Activity
What's wanted is each entry repeated verbatim, minus its images.

[Dataset rows describing interfaces]
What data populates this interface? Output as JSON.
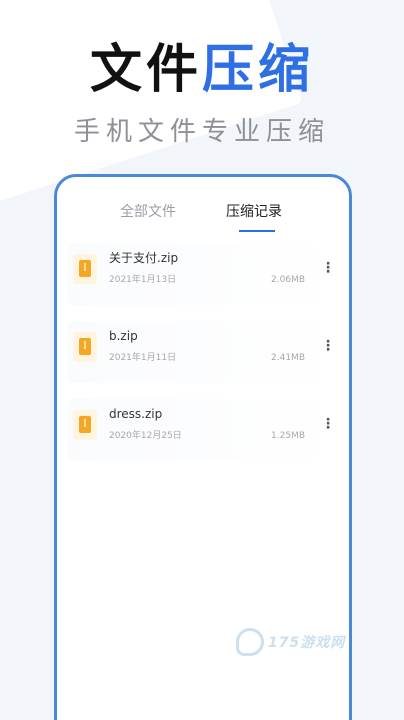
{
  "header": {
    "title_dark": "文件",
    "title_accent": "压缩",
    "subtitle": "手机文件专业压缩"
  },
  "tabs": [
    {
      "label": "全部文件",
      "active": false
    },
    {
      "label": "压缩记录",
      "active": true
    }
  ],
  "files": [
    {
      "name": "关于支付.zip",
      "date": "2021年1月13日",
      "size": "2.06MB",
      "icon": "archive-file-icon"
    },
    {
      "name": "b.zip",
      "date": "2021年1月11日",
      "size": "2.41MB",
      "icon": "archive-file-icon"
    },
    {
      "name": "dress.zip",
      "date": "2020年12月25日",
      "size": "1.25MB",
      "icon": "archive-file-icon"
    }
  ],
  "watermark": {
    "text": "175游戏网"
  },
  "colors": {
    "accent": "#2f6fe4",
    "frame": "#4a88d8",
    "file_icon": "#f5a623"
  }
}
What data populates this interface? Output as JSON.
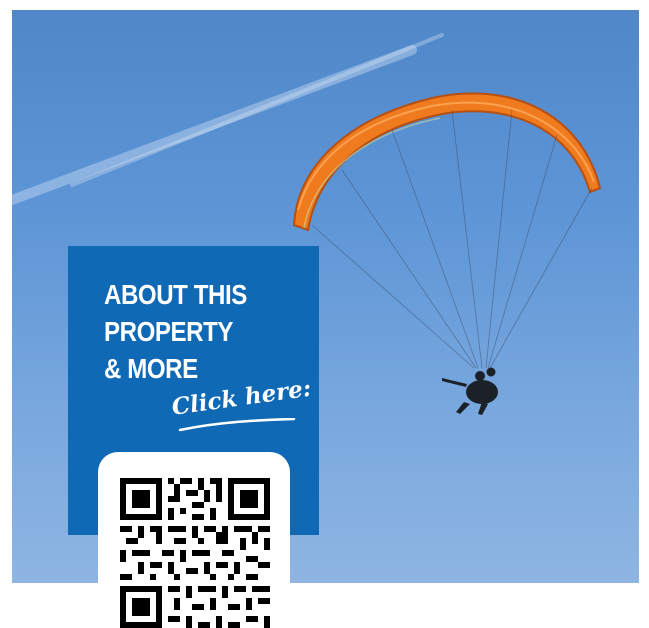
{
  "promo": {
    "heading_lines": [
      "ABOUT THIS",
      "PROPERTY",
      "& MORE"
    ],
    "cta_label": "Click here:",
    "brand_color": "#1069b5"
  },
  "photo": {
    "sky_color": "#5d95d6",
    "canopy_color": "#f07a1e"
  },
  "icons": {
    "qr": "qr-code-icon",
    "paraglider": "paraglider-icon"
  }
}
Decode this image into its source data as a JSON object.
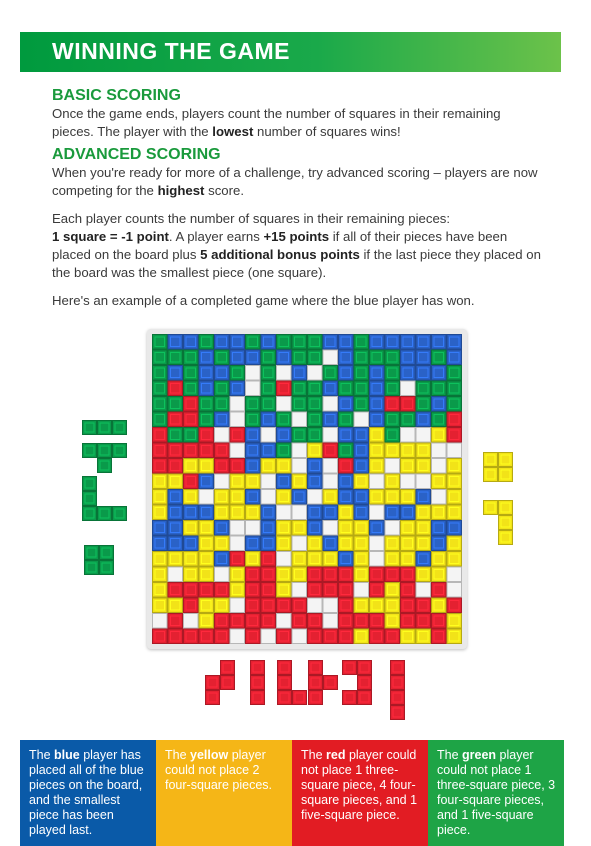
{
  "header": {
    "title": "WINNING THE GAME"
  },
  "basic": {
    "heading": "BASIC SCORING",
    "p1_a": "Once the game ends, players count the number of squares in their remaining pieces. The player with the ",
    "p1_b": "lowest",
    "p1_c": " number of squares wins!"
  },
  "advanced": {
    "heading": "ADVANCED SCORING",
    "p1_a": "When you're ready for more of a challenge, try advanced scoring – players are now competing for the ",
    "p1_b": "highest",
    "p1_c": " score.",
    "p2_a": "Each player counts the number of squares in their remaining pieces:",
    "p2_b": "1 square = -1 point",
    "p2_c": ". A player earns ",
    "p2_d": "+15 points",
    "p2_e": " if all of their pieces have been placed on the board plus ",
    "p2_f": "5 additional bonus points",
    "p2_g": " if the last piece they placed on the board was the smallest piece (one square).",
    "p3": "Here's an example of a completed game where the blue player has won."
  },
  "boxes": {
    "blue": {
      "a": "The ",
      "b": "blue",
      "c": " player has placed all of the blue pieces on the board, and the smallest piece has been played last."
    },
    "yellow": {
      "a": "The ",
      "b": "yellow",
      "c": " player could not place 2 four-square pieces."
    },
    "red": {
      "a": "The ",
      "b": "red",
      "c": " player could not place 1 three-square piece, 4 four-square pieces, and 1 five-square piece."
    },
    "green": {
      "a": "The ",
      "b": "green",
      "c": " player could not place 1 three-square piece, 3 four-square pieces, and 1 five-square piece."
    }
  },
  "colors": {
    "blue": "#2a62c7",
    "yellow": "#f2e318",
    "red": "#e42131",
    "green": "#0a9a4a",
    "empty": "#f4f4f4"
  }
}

Problem solution
What data populates this interface? Output as JSON.
{
  "header": {
    "title_dark": "文件",
    "title_accent": "压缩",
    "subtitle": "手机文件专业压缩"
  },
  "tabs": [
    {
      "label": "全部文件",
      "active": false
    },
    {
      "label": "压缩记录",
      "active": true
    }
  ],
  "files": [
    {
      "name": "关于支付.zip",
      "date": "2021年1月13日",
      "size": "2.06MB",
      "icon": "archive-file-icon"
    },
    {
      "name": "b.zip",
      "date": "2021年1月11日",
      "size": "2.41MB",
      "icon": "archive-file-icon"
    },
    {
      "name": "dress.zip",
      "date": "2020年12月25日",
      "size": "1.25MB",
      "icon": "archive-file-icon"
    }
  ],
  "watermark": {
    "text": "175游戏网"
  },
  "colors": {
    "accent": "#2f6fe4",
    "frame": "#4a88d8",
    "file_icon": "#f5a623"
  }
}
What data populates this interface? Output as JSON.
{
  "promo": {
    "heading_lines": [
      "ABOUT THIS",
      "PROPERTY",
      "& MORE"
    ],
    "cta_label": "Click here:",
    "brand_color": "#1069b5"
  },
  "photo": {
    "sky_color": "#5d95d6",
    "canopy_color": "#f07a1e"
  },
  "icons": {
    "qr": "qr-code-icon",
    "paraglider": "paraglider-icon"
  }
}
Decode this image into its source data as a JSON object.
{
  "header": {
    "title": "WINNING THE GAME"
  },
  "basic": {
    "heading": "BASIC SCORING",
    "p1_a": "Once the game ends, players count the number of squares in their remaining pieces. The player with the ",
    "p1_b": "lowest",
    "p1_c": " number of squares wins!"
  },
  "advanced": {
    "heading": "ADVANCED SCORING",
    "p1_a": "When you're ready for more of a challenge, try advanced scoring – players are now competing for the ",
    "p1_b": "highest",
    "p1_c": " score.",
    "p2_a": "Each player counts the number of squares in their remaining pieces:",
    "p2_b": "1 square = -1 point",
    "p2_c": ". A player earns ",
    "p2_d": "+15 points",
    "p2_e": " if all of their pieces have been placed on the board plus ",
    "p2_f": "5 additional bonus points",
    "p2_g": " if the last piece they placed on the board was the smallest piece (one square).",
    "p3": "Here's an example of a completed game where the blue player has won."
  },
  "boxes": {
    "blue": {
      "a": "The ",
      "b": "blue",
      "c": " player has placed all of the blue pieces on the board, and the smallest piece has been played last."
    },
    "yellow": {
      "a": "The ",
      "b": "yellow",
      "c": " player could not place 2 four-square pieces."
    },
    "red": {
      "a": "The ",
      "b": "red",
      "c": " player could not place 1 three-square piece, 4 four-square pieces, and 1 five-square piece."
    },
    "green": {
      "a": "The ",
      "b": "green",
      "c": " player could not place 1 three-square piece, 3 four-square pieces, and 1 five-square piece."
    }
  },
  "colors": {
    "blue": "#2a62c7",
    "yellow": "#f2e318",
    "red": "#e42131",
    "green": "#0a9a4a",
    "empty": "#f4f4f4"
  }
}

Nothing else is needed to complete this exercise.